The Washington PostDemocracy Dies in Darkness

Where the Senate stands on guns — in one chart

With at least one lifelong National Rifle Association member -- Sen. Joe Manchin (D-W.V.a) -- jumping on board with pushing new gun control measures in the aftermath of the tragedy in Newtown, Conn., we thought it worthwhile to look at where the other senators stand.

Guns are a very regional issue that often don't fall neatly along party lines. There are many Democrats who have great ratings from the NRA, and some Republicans who have not-so-good ratings.

Below, we look at the NRA and Gun Owners of America ratings for all 100 members of the new Senate in 2013 (and feel free to play with the data here). After the chart, a few takeaways.

1. If gun control gets done, a significant number of NRA allies will likely buck the group's wishes. Exactly half of the Senate has at least an 'A-' grade from the NRA.

2. The pivotal votes will be pro-gun Democrats like Manchin and Sen. Mark Warner (D-Va.), an 'A'-rated senator who has also called for a conversation on new gun laws. Other 'A'-rated Democrats include Sens. Max Baucus (D-Mont.), Bob Casey (D-Pa.), Tim Johnson (D-S.D.), Mark Begich (D-Alaska) and Jon Tester (D-Mont.) and Sens.-elect Martin Heinrich (D-N.M.) and Joe Donnelly (D-Ind.).

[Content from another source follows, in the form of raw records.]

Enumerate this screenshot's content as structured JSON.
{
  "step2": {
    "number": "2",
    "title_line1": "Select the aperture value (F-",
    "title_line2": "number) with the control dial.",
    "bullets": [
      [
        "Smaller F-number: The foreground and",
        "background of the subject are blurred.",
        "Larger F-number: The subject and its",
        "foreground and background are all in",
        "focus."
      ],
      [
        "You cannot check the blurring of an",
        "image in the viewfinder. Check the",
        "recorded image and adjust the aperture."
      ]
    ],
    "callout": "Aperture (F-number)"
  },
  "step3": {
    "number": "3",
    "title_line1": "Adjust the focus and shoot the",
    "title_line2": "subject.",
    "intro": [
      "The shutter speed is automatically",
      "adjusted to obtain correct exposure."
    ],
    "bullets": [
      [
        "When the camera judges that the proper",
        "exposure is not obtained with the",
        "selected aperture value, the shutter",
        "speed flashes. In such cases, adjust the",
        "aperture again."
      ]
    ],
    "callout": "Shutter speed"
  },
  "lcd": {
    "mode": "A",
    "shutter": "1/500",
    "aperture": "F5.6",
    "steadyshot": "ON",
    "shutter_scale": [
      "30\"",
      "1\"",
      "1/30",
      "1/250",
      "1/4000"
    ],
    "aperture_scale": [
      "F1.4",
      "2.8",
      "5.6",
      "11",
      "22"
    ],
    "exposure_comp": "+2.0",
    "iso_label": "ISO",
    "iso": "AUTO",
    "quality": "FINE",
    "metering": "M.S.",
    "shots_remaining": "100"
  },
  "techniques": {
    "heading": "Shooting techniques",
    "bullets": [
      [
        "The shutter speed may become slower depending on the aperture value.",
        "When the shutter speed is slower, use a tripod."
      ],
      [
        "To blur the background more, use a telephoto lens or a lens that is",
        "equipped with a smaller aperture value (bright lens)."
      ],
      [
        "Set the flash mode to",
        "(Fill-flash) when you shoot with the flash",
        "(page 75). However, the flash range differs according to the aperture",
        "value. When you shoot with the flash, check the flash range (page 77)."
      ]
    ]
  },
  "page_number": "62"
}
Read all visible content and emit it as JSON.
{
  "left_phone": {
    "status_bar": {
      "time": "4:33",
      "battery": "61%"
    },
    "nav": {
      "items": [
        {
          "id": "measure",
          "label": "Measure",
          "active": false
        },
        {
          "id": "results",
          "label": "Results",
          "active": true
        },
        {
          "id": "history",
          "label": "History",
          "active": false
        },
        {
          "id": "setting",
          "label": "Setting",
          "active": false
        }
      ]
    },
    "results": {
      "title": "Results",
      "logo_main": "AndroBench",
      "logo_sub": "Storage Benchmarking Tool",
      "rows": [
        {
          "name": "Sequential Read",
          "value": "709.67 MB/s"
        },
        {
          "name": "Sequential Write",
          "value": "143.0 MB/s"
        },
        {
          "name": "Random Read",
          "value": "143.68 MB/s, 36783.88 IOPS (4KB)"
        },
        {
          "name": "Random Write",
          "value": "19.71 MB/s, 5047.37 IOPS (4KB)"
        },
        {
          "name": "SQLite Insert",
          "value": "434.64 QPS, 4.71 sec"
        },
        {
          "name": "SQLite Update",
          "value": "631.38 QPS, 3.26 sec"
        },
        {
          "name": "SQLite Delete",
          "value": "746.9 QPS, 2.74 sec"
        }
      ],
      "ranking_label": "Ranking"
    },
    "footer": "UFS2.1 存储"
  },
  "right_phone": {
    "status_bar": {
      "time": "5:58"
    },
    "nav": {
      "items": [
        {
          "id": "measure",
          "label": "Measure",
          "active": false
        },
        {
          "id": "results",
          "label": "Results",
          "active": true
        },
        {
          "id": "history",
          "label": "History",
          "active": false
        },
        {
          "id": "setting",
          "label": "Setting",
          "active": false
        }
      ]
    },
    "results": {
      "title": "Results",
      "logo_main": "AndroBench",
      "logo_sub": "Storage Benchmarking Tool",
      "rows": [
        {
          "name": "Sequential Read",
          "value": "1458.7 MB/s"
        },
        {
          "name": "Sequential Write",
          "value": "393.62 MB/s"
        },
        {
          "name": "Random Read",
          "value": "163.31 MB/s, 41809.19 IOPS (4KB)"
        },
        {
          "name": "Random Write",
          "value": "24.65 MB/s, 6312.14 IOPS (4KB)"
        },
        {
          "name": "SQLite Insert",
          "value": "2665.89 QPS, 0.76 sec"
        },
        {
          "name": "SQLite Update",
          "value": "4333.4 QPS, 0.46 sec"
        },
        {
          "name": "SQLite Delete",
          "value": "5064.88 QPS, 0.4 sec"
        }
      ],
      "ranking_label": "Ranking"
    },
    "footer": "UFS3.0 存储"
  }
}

On the GOP side, the most likely proponent would seem to be Sen. Mark Kirk (R-Ill.) -- the only Republican who gets 'F' ratings from gun groups -- and Sens. Susan Collins (R-Maine), John McCain (R-Ariz.) and Dan Coats (R-Ind.), who haven't exactly been tight with the NRA.

3. Starting next month, more than half the Senate will have served one term or less. And because gun issues haven't really come up very often in recent years, many of those members have yet to build substantial voting records. That suggests there could be some surprises.